from the editors

current issue

past issues

submissions

links

Follow UCityReview on Twitter

 

 

√Čireann Lorsung

 

She believes she is travelling

She believes she is travelling   

for Emily Kunzeman

You were born under a moon shaped like a rabbit.
Incredibly, the world turned backwards.

In the small fur coat the body begins
its movements. Only indicator
a pale ribbon. The moon’s still out
above us. We’re waking up one
train journey at a time.

Covering the walls in drawings of birds.
Now we’re not sure if it was girl
with rabbit, or rabbit with girl.

A moon shaped like a moon is shining
over your adopted country.

The afternoon is a pink velvet curtain:
on this side we’re hiding in our tutus and hard
shoes. We’re still children.
There’s still a rabbit in the moon.
Later today we’ll have to get on the train
that runs through the gap in the curtains.
We’ll go through the fields of poppies and rapeseed.
That’s why we developed this dialect no one understands.

We’ll slip through.
We’ll fill up our suitcases with old paper
that doesn’t mean anything and fool
the border guard. At night
we can plot birds’ migration and
floral growth. Write characters

in deliberately misleading ways, lie
on our residency applications.
The constellations we built tell us fortunes
we want to hear. Far off, there’s a storm.
The inside of the train car is painted
with a summer sky.
We’re off now, rabbit. We’re off now, girl.
Somewhere the border is shimmering.
Proof of birth? Proof
of citizenship?

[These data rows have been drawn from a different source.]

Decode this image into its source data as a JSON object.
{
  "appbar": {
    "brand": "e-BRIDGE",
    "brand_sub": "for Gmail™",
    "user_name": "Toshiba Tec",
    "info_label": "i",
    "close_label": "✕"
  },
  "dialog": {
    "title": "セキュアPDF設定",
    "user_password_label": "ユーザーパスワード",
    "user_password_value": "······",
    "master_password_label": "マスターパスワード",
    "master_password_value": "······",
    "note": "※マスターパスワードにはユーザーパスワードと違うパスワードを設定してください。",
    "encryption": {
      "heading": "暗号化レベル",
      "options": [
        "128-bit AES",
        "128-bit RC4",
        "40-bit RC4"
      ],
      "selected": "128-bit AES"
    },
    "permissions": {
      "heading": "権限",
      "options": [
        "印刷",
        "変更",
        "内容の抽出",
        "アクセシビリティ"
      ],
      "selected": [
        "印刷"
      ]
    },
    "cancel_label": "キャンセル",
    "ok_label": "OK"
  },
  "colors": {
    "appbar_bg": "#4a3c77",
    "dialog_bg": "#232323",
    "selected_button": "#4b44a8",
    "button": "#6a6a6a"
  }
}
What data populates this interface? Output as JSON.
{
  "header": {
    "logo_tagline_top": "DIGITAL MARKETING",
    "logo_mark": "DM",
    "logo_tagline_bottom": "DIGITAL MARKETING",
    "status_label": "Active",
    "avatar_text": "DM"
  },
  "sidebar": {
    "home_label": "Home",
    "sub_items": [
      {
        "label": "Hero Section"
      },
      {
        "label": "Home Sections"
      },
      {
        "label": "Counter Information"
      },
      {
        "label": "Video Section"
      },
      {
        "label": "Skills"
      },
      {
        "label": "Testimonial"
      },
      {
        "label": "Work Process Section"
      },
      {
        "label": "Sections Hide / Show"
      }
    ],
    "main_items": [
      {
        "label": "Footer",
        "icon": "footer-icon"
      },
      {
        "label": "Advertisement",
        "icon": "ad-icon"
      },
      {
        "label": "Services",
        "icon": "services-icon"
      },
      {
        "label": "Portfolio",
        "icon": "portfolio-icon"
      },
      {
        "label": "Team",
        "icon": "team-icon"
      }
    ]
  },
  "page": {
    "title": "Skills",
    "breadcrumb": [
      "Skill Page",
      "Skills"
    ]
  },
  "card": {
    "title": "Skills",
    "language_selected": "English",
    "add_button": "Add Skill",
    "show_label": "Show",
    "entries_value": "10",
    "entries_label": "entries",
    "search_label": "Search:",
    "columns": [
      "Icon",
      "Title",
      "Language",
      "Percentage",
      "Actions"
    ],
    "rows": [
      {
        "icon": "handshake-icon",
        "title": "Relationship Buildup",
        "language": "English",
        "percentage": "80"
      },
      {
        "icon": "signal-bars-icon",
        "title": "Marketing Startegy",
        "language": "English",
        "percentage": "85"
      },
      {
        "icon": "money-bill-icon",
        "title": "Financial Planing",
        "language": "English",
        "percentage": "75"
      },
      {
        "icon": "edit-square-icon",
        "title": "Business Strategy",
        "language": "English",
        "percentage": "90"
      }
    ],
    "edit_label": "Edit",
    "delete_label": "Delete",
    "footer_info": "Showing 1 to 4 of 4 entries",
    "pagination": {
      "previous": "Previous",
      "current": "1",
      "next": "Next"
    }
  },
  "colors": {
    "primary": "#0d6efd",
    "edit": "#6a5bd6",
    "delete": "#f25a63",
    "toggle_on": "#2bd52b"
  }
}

We’re ready. We have them
to hand. The drawing of the moon
and the small fur coat.

The field of poppies
turning yellow.
The night sky we made ourselves.

Return to list of poems


√Čireann Lorsung is the author of Music For Landing Planes By (Milkweed 2007), Her Book (Milkweed 2013), and Sweetbriar (dancing girl press, 2013). Other work appears or is forthcoming in Beloit Poetry Journal, the Burnside Review, the Colorado Review, Women's Studies Quarterly, Two Serious Ladies, The Collagist, and Bluestem. She edits 111O and co-runs MIEL, a micropress.

 

Return to list of poems

copyright 2010-2014 ucity review